I am very critical of everything that we do. No matter how large or how small — how can we make each experience greater than the one we had before? Regardless of the size, regardless of the client, our goal is to always elevate.
How has your company had to pivot during COVID?
[At first] I thought this is going to be two weeks and then we’ll be back. I think a lot of people thought that. And then those two weeks turned into four and six, and the next thing you know we’re where we are today. The day the Essence Festival canceled was my breakdown day because that’s a huge event for us. I don’t know what’s happening. I don’t know the state of events. Is my company going to survive? All of these thoughts started going through my head. The next day I put together our first virtual event strategy and a client said, “I’ll try it!” and that was all I needed. It has skyrocketed from there.
Also, I have a background in strategy work. I put a hit out one day to a couple of my peers to see if anybody needed community strategy or help understanding how to navigate through social injustices and equity. The phone and the email started blowing up. Before I knew it, I was working on three community engagement strategies.
When I’m talking to people who are trying to figure out how to navigate the pandemic, I say go back through everything you’ve ever done in life to see how you can take that and turn that into something that can at least pay your rent and feed your family. COVID, to me, is not about being a millionaire. Success is surviving.
This year you’ve done successful virtual versions of Birmingham Freedom Fest and the Smart Party. What’s the key to a great virtual event?
It’s about making sure that you can still provide a way for people to connect. The biggest thing that I have learned and what I hang our hat on is you cannot go into the virtual space with the live event mindset. There’s a level of connectivity that comes along with a live event. You’re there, you’re surrounded by people, you’re looking at the space. With the virtual experience, you have to create that level of connectivity. With Smart Party, through the chat feature, you still felt like you were engaging with your co-worker or your peer or your friend you invited to participate in the event.
Quality content makes a big difference, too. With virtual events, you have to make them entertaining. There’s so much happening in your space. I could be on my computer watching a virtual event but yet I’m on my phone and I’m texting, or I could get up and leave the room. There are so many things that can distract you from the virtual space that you have to be entertained.
What do you like to do when you’re not working?

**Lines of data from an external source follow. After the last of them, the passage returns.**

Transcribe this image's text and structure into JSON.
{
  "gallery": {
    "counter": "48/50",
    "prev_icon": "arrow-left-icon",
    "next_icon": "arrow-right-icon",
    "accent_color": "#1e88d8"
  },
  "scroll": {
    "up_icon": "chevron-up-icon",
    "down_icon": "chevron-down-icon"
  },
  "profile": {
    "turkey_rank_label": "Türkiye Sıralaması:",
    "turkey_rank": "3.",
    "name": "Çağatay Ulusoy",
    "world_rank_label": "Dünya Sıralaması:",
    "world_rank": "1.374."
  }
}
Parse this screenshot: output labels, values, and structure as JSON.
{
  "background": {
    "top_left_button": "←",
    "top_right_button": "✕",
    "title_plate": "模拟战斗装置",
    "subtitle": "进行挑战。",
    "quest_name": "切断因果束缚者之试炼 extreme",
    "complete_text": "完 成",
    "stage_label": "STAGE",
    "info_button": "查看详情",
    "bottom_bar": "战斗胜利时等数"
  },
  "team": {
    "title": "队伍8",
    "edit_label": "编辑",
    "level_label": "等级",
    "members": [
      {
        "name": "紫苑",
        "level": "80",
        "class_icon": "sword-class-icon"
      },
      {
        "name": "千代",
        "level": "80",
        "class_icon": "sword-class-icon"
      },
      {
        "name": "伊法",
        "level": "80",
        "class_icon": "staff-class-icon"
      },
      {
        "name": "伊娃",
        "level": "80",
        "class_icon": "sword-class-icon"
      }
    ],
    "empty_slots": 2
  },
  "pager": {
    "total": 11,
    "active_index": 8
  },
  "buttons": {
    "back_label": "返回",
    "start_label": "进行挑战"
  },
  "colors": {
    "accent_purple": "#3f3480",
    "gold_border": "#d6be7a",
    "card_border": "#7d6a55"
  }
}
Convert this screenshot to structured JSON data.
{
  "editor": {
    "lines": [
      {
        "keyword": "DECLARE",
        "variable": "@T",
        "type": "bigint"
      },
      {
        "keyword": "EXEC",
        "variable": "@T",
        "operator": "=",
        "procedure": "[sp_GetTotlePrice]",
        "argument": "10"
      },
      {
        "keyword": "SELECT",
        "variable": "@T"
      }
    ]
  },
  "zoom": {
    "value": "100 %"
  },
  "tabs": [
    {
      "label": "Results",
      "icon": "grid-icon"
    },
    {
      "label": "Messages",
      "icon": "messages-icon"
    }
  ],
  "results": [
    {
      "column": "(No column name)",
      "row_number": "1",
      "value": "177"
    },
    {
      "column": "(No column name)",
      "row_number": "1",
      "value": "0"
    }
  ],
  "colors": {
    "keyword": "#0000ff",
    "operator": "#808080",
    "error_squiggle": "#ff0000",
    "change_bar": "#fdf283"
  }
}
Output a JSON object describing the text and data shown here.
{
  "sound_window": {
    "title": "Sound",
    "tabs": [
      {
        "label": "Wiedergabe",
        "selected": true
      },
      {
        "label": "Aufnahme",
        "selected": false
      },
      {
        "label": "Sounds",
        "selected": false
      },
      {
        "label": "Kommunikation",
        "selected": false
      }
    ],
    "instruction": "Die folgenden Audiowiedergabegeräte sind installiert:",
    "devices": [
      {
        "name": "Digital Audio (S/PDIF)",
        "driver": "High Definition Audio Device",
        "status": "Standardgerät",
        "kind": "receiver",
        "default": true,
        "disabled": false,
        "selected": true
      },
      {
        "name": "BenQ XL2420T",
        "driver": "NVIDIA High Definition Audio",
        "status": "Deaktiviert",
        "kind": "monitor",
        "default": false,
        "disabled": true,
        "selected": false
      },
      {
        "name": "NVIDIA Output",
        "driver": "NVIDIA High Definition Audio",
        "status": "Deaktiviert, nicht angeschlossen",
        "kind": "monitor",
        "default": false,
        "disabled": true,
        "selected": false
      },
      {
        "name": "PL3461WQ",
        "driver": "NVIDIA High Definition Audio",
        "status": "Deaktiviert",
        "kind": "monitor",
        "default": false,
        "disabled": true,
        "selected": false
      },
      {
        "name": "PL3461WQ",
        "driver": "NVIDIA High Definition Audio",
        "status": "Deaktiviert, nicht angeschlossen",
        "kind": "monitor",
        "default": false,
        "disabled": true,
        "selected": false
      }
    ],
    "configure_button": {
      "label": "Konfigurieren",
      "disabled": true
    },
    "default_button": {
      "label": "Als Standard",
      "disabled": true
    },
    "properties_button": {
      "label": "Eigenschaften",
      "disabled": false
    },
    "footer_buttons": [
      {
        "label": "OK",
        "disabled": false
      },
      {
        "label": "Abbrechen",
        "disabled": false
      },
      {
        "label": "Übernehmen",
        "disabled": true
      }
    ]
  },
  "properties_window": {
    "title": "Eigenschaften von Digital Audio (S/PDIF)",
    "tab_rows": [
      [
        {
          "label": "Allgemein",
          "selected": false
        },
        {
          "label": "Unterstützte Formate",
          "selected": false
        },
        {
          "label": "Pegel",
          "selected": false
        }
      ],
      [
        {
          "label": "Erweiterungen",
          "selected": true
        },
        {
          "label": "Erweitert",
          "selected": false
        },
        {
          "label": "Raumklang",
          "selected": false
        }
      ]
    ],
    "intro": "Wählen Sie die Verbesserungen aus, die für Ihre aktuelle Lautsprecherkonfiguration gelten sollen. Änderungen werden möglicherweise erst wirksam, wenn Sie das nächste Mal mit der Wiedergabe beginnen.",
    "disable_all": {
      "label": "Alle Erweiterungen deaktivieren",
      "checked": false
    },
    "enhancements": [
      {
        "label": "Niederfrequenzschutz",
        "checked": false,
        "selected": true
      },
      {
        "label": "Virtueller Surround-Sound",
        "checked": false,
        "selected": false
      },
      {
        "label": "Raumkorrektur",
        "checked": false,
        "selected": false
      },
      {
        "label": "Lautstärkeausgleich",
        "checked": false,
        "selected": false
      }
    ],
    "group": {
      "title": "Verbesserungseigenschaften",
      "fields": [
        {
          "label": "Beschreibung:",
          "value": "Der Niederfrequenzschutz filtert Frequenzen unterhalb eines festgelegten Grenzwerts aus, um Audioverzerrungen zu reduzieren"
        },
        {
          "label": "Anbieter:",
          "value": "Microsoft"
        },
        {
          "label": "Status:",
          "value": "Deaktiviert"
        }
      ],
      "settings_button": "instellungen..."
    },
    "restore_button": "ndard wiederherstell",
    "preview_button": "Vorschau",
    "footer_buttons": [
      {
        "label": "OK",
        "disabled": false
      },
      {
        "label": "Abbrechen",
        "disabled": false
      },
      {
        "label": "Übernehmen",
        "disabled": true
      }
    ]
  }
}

I love to travel even though 2020 has not been a travel year. I do believe in fashion therapy. I’m not going to call it retail therapy because I used to find myself before the pandemic going to clothing stores just to touch the clothes. There’s something calming to me to be able to walk through a mall, in and out of different stores, and just put visions of outfits together in my mind whether I purchase them or not.
A lot of times when I’m not working, I’m either talking to or with my mom. On Friday nights she, my aunts and I get on the phone and talk about absolutely nothing. It’s just so much laughter and I don’t know what we’re laughing at.
My passion is earrings. I started making my own earrings very early on and I got sidetracked. Now, finally, I’m working on my own earring line.
What’s the best advice you have to give?
Be authentically you in every situation regardless of what type of pressure you may be under. Show up as your true self, and whatever happens you will be 100 percent okay because you know you came to the table as you.
Name three things you can’t live without.
San Pellegrino water, baked potatoes, and earrings.
Thank you, Rashada, and we can’t wait to see what you create for the 2022 World Games! All photography provided by Rashada LeRoy.